- **PROBLEM STATEMENT**:
The response should hold each line from the entries below where "Example" is found.

- **DATA IN THIS EXERCISE**:
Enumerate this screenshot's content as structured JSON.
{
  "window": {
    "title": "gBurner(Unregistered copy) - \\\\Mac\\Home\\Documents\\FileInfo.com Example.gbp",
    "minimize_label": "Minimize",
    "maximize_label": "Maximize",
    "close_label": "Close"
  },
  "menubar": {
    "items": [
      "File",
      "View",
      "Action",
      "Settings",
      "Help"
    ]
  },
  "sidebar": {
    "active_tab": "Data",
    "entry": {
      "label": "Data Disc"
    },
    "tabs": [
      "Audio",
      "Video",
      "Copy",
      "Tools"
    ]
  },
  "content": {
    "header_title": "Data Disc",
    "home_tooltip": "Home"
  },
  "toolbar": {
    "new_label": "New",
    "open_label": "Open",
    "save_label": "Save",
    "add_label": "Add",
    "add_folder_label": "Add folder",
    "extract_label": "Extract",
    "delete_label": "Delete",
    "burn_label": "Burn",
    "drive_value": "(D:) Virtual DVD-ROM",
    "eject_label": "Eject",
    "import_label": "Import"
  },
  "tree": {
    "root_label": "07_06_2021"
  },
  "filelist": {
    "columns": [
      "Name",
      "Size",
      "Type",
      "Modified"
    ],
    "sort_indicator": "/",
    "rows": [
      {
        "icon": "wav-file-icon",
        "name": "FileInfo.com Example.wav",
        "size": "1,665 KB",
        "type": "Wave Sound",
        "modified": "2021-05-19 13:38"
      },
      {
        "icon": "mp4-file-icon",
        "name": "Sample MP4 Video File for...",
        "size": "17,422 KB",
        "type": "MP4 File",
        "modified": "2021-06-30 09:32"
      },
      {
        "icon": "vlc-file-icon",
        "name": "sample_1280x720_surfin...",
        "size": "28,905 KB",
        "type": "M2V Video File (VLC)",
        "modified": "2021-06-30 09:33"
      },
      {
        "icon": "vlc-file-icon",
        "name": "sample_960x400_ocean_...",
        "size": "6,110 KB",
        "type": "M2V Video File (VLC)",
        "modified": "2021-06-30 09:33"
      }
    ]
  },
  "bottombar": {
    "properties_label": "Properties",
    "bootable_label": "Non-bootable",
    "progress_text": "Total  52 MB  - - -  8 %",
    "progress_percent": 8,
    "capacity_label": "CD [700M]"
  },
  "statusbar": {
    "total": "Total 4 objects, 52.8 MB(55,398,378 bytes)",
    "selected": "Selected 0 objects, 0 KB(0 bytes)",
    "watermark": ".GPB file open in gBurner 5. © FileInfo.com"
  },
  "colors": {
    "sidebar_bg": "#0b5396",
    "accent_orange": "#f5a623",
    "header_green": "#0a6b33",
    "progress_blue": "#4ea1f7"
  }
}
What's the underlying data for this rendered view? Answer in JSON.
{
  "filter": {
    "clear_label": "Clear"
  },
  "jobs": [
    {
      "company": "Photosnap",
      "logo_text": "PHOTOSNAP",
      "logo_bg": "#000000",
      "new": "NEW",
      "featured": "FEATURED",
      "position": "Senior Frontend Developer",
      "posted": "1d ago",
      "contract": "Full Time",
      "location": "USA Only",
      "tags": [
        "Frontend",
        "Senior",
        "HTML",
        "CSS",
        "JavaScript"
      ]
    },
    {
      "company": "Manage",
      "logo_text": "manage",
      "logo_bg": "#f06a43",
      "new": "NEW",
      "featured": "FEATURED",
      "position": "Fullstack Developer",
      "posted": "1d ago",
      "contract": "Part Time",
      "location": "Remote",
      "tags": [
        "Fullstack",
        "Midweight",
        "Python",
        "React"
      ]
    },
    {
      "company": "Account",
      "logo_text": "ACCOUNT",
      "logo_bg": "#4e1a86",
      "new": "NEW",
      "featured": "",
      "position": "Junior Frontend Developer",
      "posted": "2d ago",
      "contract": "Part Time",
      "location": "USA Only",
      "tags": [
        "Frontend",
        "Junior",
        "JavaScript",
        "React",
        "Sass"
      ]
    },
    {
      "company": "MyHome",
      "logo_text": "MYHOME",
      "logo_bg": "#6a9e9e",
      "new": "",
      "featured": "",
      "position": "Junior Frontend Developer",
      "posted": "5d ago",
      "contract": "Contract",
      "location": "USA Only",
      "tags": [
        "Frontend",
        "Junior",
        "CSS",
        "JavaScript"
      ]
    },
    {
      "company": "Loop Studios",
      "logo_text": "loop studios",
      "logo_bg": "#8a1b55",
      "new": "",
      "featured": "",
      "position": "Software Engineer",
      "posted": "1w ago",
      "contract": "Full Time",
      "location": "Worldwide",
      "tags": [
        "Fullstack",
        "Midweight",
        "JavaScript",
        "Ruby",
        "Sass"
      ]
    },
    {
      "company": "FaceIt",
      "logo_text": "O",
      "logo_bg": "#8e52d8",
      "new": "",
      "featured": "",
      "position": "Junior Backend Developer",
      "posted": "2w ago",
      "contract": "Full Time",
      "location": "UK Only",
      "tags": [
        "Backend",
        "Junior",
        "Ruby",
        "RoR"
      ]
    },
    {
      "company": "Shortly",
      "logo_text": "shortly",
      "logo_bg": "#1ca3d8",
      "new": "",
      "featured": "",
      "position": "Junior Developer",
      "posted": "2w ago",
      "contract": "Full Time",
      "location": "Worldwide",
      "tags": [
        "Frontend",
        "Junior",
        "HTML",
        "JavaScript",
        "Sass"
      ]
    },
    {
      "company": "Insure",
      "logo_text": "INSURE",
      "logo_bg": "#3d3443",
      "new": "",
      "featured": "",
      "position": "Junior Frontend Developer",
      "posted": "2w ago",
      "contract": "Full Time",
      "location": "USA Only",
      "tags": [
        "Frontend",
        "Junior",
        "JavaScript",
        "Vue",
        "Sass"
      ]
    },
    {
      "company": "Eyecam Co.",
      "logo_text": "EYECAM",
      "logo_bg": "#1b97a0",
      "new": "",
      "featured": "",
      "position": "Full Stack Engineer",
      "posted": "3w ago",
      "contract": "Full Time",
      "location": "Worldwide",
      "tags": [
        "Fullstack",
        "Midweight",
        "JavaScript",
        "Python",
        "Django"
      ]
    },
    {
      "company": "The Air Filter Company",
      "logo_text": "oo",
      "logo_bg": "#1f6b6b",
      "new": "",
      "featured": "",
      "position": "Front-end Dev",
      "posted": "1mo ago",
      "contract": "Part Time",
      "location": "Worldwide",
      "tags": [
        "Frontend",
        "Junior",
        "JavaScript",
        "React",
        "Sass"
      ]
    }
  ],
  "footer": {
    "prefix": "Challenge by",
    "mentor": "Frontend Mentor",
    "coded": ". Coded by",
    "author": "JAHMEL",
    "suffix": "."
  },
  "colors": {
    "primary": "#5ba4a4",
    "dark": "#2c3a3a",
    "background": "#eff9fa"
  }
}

- **ANSWER**:
    "title": "gBurner(Unregistered copy) - \\\\Mac\\Home\\Documents\\FileInfo.com Example.gbp",
        "name": "FileInfo.com Example.wav",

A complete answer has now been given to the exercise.